Material to process
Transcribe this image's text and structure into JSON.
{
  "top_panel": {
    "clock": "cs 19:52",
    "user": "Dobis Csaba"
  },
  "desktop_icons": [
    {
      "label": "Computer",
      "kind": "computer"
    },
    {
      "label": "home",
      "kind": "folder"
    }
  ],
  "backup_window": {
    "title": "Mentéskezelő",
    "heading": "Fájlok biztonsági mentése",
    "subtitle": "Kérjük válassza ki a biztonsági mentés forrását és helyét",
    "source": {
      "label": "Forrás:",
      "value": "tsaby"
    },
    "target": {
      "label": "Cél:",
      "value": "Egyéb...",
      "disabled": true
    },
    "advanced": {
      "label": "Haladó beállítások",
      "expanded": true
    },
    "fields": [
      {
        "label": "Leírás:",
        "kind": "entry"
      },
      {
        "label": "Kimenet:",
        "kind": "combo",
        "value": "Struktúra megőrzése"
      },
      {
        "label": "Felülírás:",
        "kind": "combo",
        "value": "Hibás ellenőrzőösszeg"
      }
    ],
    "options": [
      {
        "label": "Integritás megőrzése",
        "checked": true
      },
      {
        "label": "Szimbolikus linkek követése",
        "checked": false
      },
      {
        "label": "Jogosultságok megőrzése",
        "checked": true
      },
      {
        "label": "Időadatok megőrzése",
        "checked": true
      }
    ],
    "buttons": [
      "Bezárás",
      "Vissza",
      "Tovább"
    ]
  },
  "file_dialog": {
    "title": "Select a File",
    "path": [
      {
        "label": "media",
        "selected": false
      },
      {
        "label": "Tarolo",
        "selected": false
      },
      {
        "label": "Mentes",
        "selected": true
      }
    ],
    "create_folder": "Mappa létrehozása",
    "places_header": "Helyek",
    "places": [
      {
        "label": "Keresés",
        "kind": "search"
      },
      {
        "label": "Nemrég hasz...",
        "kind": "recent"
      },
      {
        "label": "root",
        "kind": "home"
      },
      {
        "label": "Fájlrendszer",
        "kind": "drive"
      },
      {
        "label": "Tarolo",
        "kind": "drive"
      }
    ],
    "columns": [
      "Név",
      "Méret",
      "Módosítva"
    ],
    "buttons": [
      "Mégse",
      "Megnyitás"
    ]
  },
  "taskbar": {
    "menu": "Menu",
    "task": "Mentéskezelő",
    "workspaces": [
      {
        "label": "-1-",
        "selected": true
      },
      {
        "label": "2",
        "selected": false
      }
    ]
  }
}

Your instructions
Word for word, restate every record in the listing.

Answer to this problem
Transcribe this image's text and structure into JSON.
{
  "top_panel": {
    "clock": "cs 19:52",
    "user": "Dobis Csaba"
  },
  "desktop_icons": [
    {
      "label": "Computer",
      "kind": "computer"
    },
    {
      "label": "home",
      "kind": "folder"
    }
  ],
  "backup_window": {
    "title": "Mentéskezelő",
    "heading": "Fájlok biztonsági mentése",
    "subtitle": "Kérjük válassza ki a biztonsági mentés forrását és helyét",
    "source": {
      "label": "Forrás:",
      "value": "tsaby"
    },
    "target": {
      "label": "Cél:",
      "value": "Egyéb...",
      "disabled": true
    },
    "advanced": {
      "label": "Haladó beállítások",
      "expanded": true
    },
    "fields": [
      {
        "label": "Leírás:",
        "kind": "entry"
      },
      {
        "label": "Kimenet:",
        "kind": "combo",
        "value": "Struktúra megőrzése"
      },
      {
        "label": "Felülírás:",
        "kind": "combo",
        "value": "Hibás ellenőrzőösszeg"
      }
    ],
    "options": [
      {
        "label": "Integritás megőrzése",
        "checked": true
      },
      {
        "label": "Szimbolikus linkek követése",
        "checked": false
      },
      {
        "label": "Jogosultságok megőrzése",
        "checked": true
      },
      {
        "label": "Időadatok megőrzése",
        "checked": true
      }
    ],
    "buttons": [
      "Bezárás",
      "Vissza",
      "Tovább"
    ]
  },
  "file_dialog": {
    "title": "Select a File",
    "path": [
      {
        "label": "media",
        "selected": false
      },
      {
        "label": "Tarolo",
        "selected": false
      },
      {
        "label": "Mentes",
        "selected": true
      }
    ],
    "create_folder": "Mappa létrehozása",
    "places_header": "Helyek",
    "places": [
      {
        "label": "Keresés",
        "kind": "search"
      },
      {
        "label": "Nemrég hasz...",
        "kind": "recent"
      },
      {
        "label": "root",
        "kind": "home"
      },
      {
        "label": "Fájlrendszer",
        "kind": "drive"
      },
      {
        "label": "Tarolo",
        "kind": "drive"
      }
    ],
    "columns": [
      "Név",
      "Méret",
      "Módosítva"
    ],
    "buttons": [
      "Mégse",
      "Megnyitás"
    ]
  },
  "taskbar": {
    "menu": "Menu",
    "task": "Mentéskezelő",
    "workspaces": [
      {
        "label": "-1-",
        "selected": true
      },
      {
        "label": "2",
        "selected": false
      }
    ]
  }
}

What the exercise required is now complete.